I sell a lot of pickle and chutneys as they are very popular. We’re bringing back the sauces and I’m going to start selling in local delis and local farm shops. It’s another new venture going other places. To expand your business you have to do it steadily. When you are a small business you have a limited amount of funds. It isn’t easy, but you’ve got to stay focused and you’ve got to know what you want.
You’ve got to keep bringing new ideas, so we’re offering tiffin boxes. So the customers order their takeaway, which we serve in their own tiffin boxes that they bring back each time. I grew up in India having tiffin as lunch boxes, which is a stack of tiffin with four different containers. We do one vegetarian or one chicken. We keep it simple. We don’t want too many people wanting too many different things so it doesn’t become too complicated.
For us it’s eco-friendly. It’s dishwasher safe. It’s not disposable plastic containers. It’s nothing like that. People bring back the dishes they buy from me (they’re £10) or if they already have it, they can use their own.
Sometimes you are really tired, you don’t want to come out. You’ve got children, or if you’re single or anything like that, you just want to stay cosy in your home at the weekend and you don’t want to go out. It works both ways really. We earn money from it and people just want to stay in, so they’re happy.

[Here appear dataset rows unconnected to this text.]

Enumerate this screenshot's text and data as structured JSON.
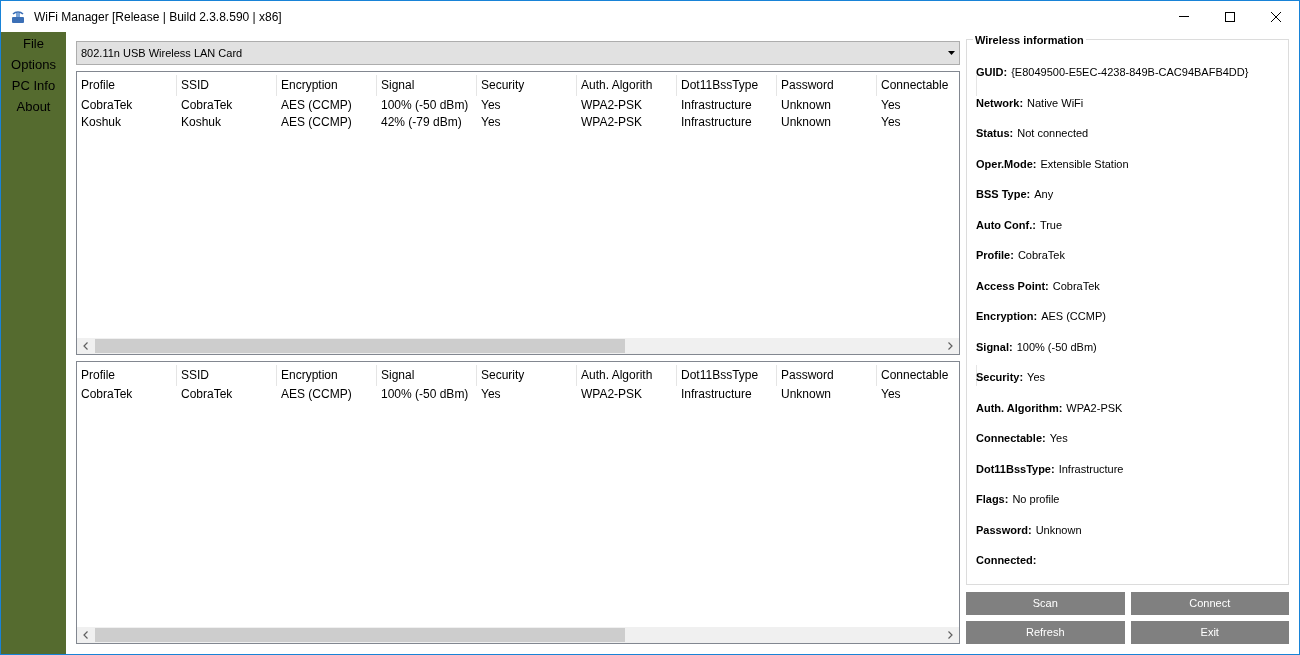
{
  "window": {
    "title": "WiFi Manager [Release | Build 2.3.8.590 | x86]"
  },
  "sidebar": {
    "items": [
      "File",
      "Options",
      "PC Info",
      "About"
    ]
  },
  "adapter_dropdown": {
    "value": "802.11n USB Wireless LAN Card"
  },
  "networks_table": {
    "columns": [
      "Profile",
      "SSID",
      "Encryption",
      "Signal",
      "Security",
      "Auth. Algorith",
      "Dot11BssType",
      "Password",
      "Connectable"
    ],
    "rows": [
      [
        "CobraTek",
        "CobraTek",
        "AES (CCMP)",
        "100% (-50 dBm)",
        "Yes",
        "WPA2-PSK",
        "Infrastructure",
        "Unknown",
        "Yes"
      ],
      [
        "Koshuk",
        "Koshuk",
        "AES (CCMP)",
        "42% (-79 dBm)",
        "Yes",
        "WPA2-PSK",
        "Infrastructure",
        "Unknown",
        "Yes"
      ]
    ]
  },
  "profiles_table": {
    "columns": [
      "Profile",
      "SSID",
      "Encryption",
      "Signal",
      "Security",
      "Auth. Algorith",
      "Dot11BssType",
      "Password",
      "Connectable"
    ],
    "rows": [
      [
        "CobraTek",
        "CobraTek",
        "AES (CCMP)",
        "100% (-50 dBm)",
        "Yes",
        "WPA2-PSK",
        "Infrastructure",
        "Unknown",
        "Yes"
      ]
    ]
  },
  "wireless_info": {
    "title": "Wireless information",
    "fields": [
      {
        "label": "GUID:",
        "value": "{E8049500-E5EC-4238-849B-CAC94BAFB4DD}"
      },
      {
        "label": "Network:",
        "value": "Native WiFi"
      },
      {
        "label": "Status:",
        "value": "Not connected"
      },
      {
        "label": "Oper.Mode:",
        "value": "Extensible Station"
      },
      {
        "label": "BSS Type:",
        "value": "Any"
      },
      {
        "label": "Auto Conf.:",
        "value": "True"
      },
      {
        "label": "Profile:",
        "value": "CobraTek"
      },
      {
        "label": "Access Point:",
        "value": "CobraTek"
      },
      {
        "label": "Encryption:",
        "value": "AES (CCMP)"
      },
      {
        "label": "Signal:",
        "value": "100% (-50 dBm)"
      },
      {
        "label": "Security:",
        "value": "Yes"
      },
      {
        "label": "Auth. Algorithm:",
        "value": "WPA2-PSK"
      },
      {
        "label": "Connectable:",
        "value": "Yes"
      },
      {
        "label": "Dot11BssType:",
        "value": "Infrastructure"
      },
      {
        "label": "Flags:",
        "value": "No profile"
      },
      {
        "label": "Password:",
        "value": "Unknown"
      },
      {
        "label": "Connected:"
      }
    ]
  },
  "buttons": [
    "Scan",
    "Connect",
    "Refresh",
    "Exit"
  ]
}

I’m an Ambassador for Bristol 2015, the Green Capital of the UK, so I’m constantly thinking about eco-friendly things, so we grow some of our own vegetables, recycling your stuff – we do that at the restaurant. I am also an Ambassador for FRANK Water. It’s a charity based in Bristol – they provide clear water and sanitation for India. It was started after a girl called Katie Alcott went to India and became seriously ill about ten years ago.
I support lots of charities, but to become an Ambassador I had to have a reason for it. Water is very, very important. In addition to drinking it, we forget that without it we can’t bathe, we need to have baths, we need it to clean or our clothes, for washing up, we need water for everything. We take it for granted. For people in Africa or India, water is gold, water is so important.
So for me to become an Ambassador for them, talking about it, making people aware about it, it had to make sense, for me also because I grew up in India and I live in Bristol. I raise money for them every year.
Finishing the Mumbai marathon not only for my daughters, for my charity, but for me
On 18th January this year I did the Mumbai marathon for them because I wanted to go back to India. It was very hot and it was a big challenge because since I’ve opened the restaurant I haven’t run at all. I started running again here and there a few months ago, but I hadn’t really trained at all. When you’re used to standing for 16 hours you get incredible stamina in your legs.
I knew I needed to finish this, not only for my daughters, not only for my charity, but for me. Towards the end it was so hot but I really enjoyed it. I was all hyped up. My sister was there and my niece was there, and I had lots of chefs there to support me.
I do events for the FRANK Water charity, so I decided because it was the tenth year anniversary that we should open the events starting with the marathon.
I have always done the marathons in the past in Berlin and New York and I thought, “I want to go to a different country. Just go for three days or four days and enjoy the atmosphere.” It was extreme temperatures. When I was running here it was either eight degrees or minus four sometimes or ten, so going to extremes, going to 30 degrees was kind of extreme! It was fun.
Supported by friends and customers
We have a Virgin Money Giving page. We have been raising money in the restaurant and a lot of customers and friends have been very generous. Also on the 11th February I’m inviting my friends and my customers to have a three course meal for £10. They can eat as much as they want. Some people are very generous and they pay more than £10. It doesn’t go in my pocket – that goes straight to Frank Water.
Bristol is an amazing food city and for Bristol 2015 I will be going into lots of schools to talk about water and to talk about food and how it’s grown, sourcing it locally, and also to talk about recycling. Also for me to be a diverse person coming from a different country, living here, I think it’s important for helping the kids.